What you will do:
In the entries below, find the string "Principal" and return each line holding it.
----- Supplied entries -----
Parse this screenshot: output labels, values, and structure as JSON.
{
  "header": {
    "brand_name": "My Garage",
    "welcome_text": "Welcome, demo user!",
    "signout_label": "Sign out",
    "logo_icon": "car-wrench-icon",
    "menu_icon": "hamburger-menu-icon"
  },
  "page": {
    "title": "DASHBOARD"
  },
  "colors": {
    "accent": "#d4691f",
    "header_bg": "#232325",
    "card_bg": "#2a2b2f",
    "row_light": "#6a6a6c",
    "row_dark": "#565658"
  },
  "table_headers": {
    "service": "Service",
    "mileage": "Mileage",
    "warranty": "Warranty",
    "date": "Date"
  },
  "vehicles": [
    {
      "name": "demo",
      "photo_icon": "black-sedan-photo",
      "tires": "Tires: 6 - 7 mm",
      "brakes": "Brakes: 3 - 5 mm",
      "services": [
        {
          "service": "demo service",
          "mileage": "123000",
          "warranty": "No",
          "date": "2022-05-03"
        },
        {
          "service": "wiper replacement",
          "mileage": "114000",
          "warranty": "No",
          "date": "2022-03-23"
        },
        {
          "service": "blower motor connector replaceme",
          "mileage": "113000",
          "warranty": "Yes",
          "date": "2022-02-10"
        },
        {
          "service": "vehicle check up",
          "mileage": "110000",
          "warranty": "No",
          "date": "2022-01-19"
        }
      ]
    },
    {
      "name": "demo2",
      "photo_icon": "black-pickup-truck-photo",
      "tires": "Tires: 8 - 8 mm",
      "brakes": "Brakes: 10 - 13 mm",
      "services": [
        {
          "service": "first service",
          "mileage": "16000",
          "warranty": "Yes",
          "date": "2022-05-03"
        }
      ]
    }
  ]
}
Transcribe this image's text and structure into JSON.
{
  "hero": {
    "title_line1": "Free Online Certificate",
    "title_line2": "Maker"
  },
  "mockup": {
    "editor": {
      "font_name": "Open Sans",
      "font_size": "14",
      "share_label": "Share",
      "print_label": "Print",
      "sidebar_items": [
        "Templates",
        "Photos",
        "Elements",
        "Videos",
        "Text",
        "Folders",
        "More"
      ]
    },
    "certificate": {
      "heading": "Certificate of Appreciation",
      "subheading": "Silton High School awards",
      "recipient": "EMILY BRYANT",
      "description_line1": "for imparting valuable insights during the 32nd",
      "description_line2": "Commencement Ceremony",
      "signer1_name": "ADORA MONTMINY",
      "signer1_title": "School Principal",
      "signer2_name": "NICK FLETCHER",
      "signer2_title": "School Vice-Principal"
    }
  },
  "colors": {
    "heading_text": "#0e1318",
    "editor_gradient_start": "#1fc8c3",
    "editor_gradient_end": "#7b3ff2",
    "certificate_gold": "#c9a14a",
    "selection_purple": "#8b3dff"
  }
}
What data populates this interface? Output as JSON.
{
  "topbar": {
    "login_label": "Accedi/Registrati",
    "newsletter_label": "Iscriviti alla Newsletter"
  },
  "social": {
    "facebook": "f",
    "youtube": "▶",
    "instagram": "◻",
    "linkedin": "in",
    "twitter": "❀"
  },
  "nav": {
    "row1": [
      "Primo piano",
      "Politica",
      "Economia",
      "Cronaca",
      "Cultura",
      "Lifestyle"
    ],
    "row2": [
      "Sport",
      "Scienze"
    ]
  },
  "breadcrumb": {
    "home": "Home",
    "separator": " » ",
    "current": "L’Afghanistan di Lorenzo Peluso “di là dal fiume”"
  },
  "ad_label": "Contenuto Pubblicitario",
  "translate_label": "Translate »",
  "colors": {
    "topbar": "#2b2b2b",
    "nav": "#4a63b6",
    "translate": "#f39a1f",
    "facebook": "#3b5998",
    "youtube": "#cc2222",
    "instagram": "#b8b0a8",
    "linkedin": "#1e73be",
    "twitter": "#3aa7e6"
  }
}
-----
Answer section:
      "signer1_title": "School Principal",
      "signer2_title": "School Vice-Principal"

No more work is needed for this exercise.